┌──
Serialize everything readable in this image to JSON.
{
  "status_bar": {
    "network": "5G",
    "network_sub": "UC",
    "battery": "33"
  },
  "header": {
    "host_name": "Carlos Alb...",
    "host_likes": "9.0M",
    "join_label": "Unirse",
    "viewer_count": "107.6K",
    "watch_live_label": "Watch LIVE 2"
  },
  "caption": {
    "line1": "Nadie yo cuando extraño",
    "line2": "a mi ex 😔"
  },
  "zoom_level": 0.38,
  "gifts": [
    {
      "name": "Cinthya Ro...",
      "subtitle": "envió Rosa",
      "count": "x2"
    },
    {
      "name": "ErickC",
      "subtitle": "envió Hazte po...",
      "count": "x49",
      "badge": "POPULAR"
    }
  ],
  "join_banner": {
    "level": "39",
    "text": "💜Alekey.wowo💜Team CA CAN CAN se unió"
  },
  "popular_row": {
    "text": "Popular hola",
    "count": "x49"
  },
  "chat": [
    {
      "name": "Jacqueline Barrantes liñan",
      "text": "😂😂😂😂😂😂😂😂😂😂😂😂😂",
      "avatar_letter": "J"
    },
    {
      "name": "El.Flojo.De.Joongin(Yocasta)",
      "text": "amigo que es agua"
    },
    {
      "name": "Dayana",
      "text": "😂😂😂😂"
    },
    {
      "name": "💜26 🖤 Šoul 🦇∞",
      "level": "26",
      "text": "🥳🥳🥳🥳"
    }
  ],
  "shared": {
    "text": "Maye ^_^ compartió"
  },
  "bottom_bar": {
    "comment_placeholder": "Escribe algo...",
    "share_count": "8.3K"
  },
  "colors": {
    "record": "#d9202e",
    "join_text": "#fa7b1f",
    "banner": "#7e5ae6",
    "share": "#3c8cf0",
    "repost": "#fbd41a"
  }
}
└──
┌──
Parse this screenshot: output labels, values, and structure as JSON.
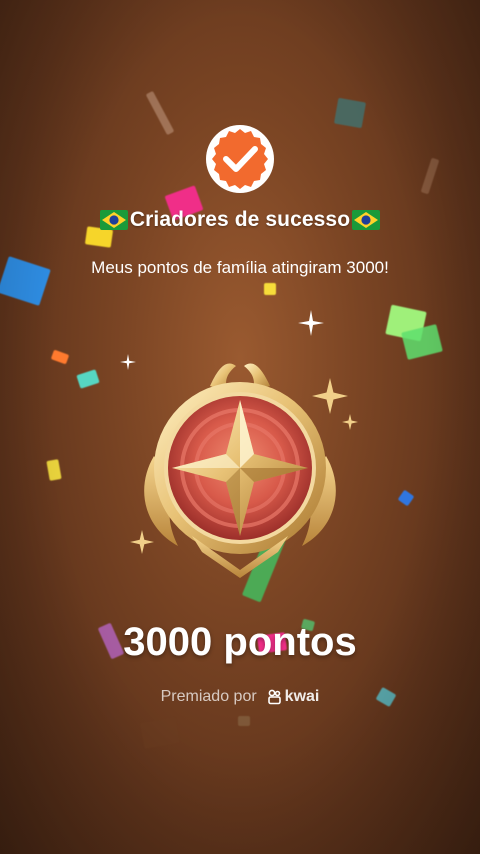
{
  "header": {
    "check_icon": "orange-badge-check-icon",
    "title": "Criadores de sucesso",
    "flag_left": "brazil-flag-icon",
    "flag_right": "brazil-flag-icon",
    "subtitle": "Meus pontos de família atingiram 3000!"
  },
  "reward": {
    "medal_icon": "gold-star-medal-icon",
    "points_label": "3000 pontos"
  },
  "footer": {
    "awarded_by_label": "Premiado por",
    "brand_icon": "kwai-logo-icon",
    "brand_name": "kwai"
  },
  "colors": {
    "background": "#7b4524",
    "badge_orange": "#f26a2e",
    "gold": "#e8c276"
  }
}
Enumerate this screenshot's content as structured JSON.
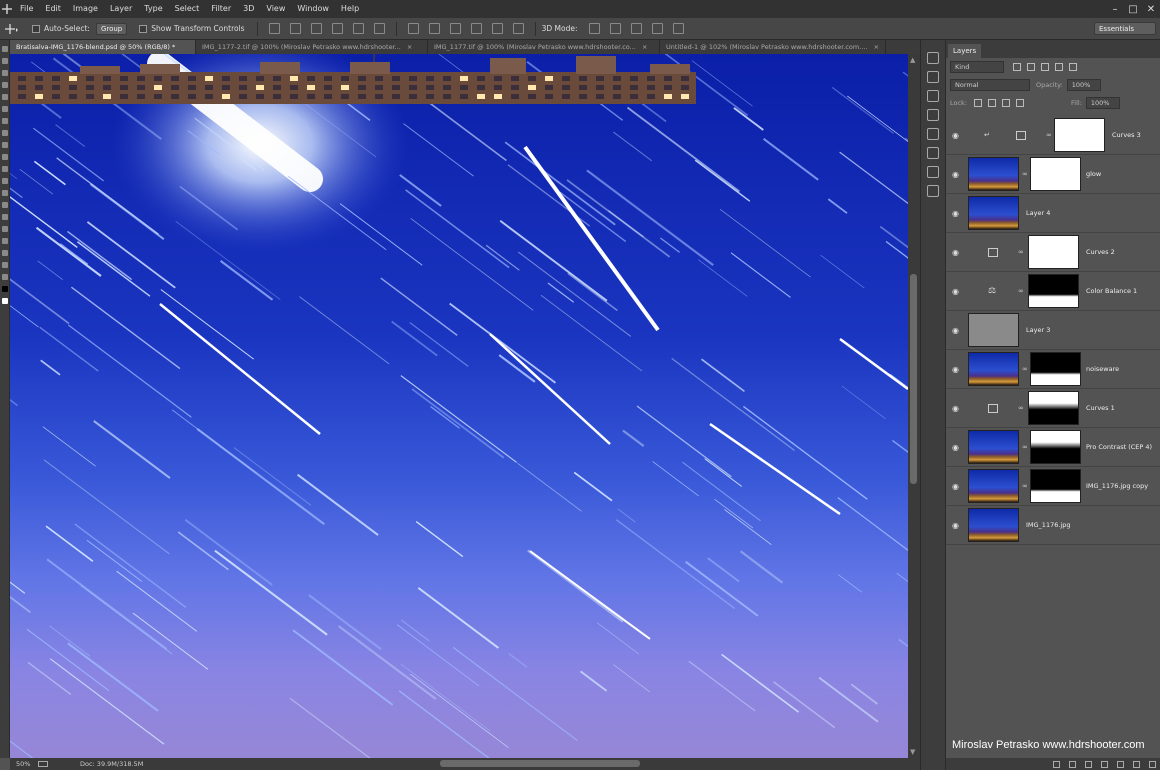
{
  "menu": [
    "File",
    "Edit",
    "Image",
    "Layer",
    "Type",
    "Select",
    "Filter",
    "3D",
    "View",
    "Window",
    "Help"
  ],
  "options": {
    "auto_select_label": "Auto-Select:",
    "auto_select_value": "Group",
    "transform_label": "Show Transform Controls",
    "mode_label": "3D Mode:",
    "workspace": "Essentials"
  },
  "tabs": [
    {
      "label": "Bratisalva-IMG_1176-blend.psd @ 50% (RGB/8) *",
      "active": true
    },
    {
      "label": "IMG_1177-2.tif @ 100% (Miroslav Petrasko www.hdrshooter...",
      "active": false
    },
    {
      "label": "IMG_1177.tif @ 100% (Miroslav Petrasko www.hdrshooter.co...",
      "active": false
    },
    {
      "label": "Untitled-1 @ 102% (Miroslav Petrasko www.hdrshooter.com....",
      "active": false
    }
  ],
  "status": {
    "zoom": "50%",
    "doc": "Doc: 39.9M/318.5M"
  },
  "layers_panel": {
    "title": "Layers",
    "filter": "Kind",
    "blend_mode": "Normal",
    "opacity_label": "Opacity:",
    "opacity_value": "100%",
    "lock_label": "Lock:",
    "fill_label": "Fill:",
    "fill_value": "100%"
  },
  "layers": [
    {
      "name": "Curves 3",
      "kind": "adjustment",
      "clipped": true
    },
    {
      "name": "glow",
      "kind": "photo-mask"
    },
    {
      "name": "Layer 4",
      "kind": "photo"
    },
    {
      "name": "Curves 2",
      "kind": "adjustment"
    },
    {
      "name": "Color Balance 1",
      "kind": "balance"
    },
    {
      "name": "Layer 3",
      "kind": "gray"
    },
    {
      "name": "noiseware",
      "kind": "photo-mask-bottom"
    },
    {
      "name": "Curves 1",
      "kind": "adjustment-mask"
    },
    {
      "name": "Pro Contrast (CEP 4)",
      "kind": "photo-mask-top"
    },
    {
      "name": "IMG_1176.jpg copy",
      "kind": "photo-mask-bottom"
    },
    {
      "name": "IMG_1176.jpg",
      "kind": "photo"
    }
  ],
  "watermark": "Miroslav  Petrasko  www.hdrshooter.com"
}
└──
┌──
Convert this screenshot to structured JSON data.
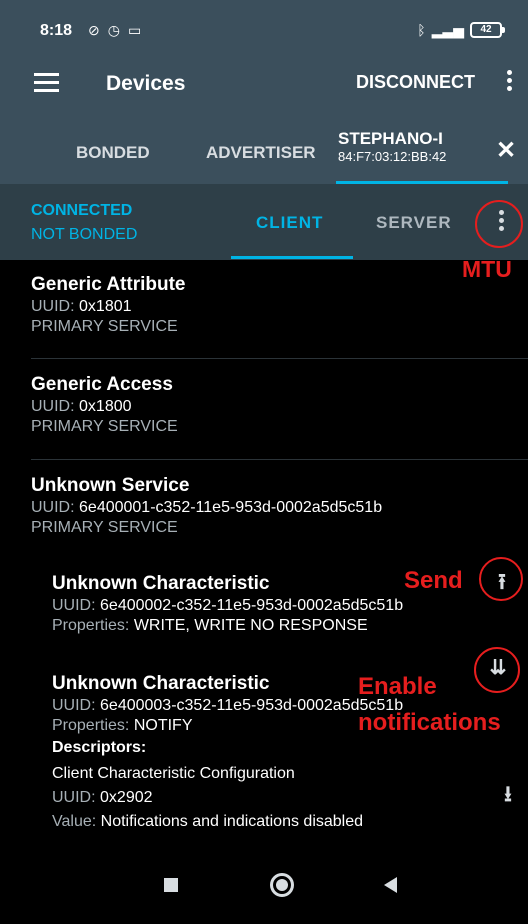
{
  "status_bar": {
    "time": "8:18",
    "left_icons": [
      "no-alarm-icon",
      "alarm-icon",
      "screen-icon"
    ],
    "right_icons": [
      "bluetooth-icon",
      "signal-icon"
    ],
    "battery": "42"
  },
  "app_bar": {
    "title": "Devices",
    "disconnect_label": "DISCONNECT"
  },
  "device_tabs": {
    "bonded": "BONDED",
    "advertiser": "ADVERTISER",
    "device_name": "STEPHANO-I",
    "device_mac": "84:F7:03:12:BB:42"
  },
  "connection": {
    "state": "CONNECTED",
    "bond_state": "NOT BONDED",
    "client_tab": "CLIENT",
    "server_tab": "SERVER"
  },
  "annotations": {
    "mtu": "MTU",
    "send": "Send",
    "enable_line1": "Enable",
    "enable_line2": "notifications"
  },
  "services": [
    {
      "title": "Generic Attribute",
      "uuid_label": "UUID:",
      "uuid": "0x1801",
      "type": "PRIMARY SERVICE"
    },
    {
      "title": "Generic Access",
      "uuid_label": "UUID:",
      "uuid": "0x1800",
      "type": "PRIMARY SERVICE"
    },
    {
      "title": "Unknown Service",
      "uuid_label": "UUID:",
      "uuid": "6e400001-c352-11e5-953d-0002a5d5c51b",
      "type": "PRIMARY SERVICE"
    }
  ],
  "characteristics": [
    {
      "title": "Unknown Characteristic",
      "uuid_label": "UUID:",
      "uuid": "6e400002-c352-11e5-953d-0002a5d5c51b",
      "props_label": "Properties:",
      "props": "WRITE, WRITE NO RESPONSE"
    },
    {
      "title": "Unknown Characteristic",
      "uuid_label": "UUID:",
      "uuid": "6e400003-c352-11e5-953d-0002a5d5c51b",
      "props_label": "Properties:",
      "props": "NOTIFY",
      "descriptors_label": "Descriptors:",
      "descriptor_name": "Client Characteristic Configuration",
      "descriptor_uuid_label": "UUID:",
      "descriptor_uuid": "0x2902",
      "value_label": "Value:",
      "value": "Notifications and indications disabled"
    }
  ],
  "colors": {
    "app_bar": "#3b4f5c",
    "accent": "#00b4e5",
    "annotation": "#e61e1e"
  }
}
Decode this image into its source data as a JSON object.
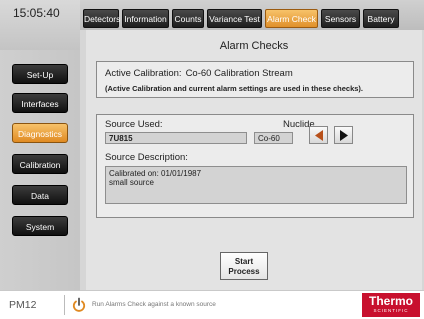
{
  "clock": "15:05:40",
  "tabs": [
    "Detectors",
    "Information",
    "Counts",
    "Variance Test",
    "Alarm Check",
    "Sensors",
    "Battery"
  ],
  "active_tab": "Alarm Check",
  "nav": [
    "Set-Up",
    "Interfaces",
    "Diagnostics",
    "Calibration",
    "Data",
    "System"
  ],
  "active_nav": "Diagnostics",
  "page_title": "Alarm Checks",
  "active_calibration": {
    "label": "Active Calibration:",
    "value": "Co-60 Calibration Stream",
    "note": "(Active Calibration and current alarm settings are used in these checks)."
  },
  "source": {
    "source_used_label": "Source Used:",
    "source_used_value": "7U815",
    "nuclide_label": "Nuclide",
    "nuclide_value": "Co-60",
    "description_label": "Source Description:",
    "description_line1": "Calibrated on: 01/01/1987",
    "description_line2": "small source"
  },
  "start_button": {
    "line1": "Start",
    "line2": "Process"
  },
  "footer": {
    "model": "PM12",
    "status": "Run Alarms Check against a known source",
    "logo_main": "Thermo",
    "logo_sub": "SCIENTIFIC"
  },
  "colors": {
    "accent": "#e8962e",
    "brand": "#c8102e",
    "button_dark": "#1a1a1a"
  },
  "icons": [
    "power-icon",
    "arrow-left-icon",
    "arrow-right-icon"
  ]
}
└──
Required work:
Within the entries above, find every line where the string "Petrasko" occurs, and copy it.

Output of the task:
      "label": "IMG_1177-2.tif @ 100% (Miroslav Petrasko www.hdrshooter...",
      "label": "IMG_1177.tif @ 100% (Miroslav Petrasko www.hdrshooter.co...",
      "label": "Untitled-1 @ 102% (Miroslav Petrasko www.hdrshooter.com....",
  "watermark": "Miroslav  Petrasko  www.hdrshooter.com"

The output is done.